** Opening Records provided block **
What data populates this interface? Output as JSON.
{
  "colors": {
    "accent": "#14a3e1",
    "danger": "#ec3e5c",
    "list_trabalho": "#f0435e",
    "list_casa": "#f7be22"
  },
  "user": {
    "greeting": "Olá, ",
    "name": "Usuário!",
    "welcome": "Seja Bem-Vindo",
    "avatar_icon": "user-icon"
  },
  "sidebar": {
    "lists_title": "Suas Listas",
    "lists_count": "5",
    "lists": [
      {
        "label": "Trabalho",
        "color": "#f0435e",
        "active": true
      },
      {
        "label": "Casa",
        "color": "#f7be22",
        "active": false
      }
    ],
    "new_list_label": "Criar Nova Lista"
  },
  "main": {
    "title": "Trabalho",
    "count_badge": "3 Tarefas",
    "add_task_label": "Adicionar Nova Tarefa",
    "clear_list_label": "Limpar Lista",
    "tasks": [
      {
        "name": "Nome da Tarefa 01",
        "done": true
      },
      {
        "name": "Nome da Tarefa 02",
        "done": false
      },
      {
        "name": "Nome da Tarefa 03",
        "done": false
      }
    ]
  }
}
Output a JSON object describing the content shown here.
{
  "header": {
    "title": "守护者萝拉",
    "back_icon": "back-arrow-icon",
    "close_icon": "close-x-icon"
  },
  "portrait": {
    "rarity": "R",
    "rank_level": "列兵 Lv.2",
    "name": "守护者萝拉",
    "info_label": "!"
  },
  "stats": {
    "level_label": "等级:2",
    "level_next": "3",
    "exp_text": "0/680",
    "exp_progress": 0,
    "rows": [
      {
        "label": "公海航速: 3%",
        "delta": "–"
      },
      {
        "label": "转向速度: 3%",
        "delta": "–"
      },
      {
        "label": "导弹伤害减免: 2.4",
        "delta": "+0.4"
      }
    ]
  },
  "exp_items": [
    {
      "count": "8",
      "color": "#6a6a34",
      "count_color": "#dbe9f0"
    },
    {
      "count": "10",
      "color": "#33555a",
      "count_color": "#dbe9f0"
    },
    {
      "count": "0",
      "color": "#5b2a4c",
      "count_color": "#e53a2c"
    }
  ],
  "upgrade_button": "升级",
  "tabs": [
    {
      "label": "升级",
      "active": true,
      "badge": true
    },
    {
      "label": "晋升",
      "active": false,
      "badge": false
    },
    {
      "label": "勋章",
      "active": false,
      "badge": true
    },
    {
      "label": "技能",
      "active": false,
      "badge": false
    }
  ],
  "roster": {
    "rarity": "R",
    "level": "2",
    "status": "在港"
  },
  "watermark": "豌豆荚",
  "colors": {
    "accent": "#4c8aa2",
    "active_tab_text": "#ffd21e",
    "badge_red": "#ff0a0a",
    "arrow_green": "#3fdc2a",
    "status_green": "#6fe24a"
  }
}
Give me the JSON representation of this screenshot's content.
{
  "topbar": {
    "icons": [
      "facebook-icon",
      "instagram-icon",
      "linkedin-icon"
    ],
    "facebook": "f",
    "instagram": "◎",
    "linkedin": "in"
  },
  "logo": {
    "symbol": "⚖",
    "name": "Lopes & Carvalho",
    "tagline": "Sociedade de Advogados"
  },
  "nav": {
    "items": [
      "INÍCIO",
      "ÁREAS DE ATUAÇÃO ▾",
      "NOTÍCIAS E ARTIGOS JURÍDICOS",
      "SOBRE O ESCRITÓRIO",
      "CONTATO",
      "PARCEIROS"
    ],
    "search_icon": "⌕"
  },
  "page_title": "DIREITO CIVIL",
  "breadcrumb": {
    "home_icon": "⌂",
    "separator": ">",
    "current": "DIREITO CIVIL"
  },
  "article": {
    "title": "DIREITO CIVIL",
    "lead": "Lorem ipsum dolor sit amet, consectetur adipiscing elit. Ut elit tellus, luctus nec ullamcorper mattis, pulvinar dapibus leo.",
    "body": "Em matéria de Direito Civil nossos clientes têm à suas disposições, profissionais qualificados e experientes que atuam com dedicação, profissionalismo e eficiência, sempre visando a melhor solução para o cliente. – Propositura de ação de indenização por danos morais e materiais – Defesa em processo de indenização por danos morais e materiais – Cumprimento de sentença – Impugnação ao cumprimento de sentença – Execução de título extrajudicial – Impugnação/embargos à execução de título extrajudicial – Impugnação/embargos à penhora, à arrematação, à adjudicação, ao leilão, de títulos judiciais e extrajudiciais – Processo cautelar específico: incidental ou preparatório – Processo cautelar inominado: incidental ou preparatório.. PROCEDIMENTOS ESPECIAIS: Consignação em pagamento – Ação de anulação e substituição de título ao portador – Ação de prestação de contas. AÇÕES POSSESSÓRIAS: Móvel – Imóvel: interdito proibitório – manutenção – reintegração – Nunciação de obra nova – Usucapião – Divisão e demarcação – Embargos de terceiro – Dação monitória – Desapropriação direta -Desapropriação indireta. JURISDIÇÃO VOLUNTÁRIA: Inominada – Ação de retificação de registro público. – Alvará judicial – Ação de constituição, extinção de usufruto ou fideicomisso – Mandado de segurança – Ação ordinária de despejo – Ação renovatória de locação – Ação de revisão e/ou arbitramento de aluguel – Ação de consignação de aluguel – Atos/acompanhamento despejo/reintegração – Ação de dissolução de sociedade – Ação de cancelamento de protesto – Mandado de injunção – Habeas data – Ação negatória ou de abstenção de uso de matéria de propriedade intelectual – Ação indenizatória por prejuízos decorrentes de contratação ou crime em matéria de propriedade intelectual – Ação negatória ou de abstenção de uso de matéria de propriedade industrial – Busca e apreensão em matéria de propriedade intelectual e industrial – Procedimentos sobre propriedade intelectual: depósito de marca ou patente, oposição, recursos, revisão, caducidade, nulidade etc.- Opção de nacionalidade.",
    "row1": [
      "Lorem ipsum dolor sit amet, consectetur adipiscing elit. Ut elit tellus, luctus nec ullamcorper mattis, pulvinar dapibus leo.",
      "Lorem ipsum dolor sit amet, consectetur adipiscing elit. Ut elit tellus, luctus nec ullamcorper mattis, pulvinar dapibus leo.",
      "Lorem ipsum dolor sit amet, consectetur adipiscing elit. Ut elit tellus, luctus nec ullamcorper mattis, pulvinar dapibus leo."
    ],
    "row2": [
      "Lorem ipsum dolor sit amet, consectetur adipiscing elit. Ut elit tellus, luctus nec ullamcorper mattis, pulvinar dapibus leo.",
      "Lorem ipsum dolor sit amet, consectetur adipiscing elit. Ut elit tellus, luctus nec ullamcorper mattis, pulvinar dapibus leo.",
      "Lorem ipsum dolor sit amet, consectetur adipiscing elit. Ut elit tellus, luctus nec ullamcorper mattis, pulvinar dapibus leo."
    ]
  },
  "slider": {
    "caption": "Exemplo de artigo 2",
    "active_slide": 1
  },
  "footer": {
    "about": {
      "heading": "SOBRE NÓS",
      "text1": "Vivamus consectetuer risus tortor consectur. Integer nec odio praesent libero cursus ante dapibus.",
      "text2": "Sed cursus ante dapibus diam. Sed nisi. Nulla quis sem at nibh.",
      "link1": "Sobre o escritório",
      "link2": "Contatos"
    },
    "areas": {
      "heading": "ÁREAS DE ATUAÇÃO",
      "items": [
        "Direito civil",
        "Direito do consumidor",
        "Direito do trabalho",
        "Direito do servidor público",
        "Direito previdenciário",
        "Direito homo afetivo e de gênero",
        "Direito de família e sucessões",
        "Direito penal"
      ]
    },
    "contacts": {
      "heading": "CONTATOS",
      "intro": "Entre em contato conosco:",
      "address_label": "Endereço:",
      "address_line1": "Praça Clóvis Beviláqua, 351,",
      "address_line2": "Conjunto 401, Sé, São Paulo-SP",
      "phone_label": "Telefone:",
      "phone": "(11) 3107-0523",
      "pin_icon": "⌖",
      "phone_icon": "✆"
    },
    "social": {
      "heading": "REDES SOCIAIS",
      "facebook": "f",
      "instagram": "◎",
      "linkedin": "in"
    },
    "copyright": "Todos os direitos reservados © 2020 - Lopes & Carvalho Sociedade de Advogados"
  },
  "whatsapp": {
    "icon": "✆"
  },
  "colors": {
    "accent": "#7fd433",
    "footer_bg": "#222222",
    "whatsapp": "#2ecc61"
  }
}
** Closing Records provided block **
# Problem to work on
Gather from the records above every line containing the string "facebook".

# Result of this exercise
      "facebook-icon",
    "facebook": "f",
      "facebook": "f",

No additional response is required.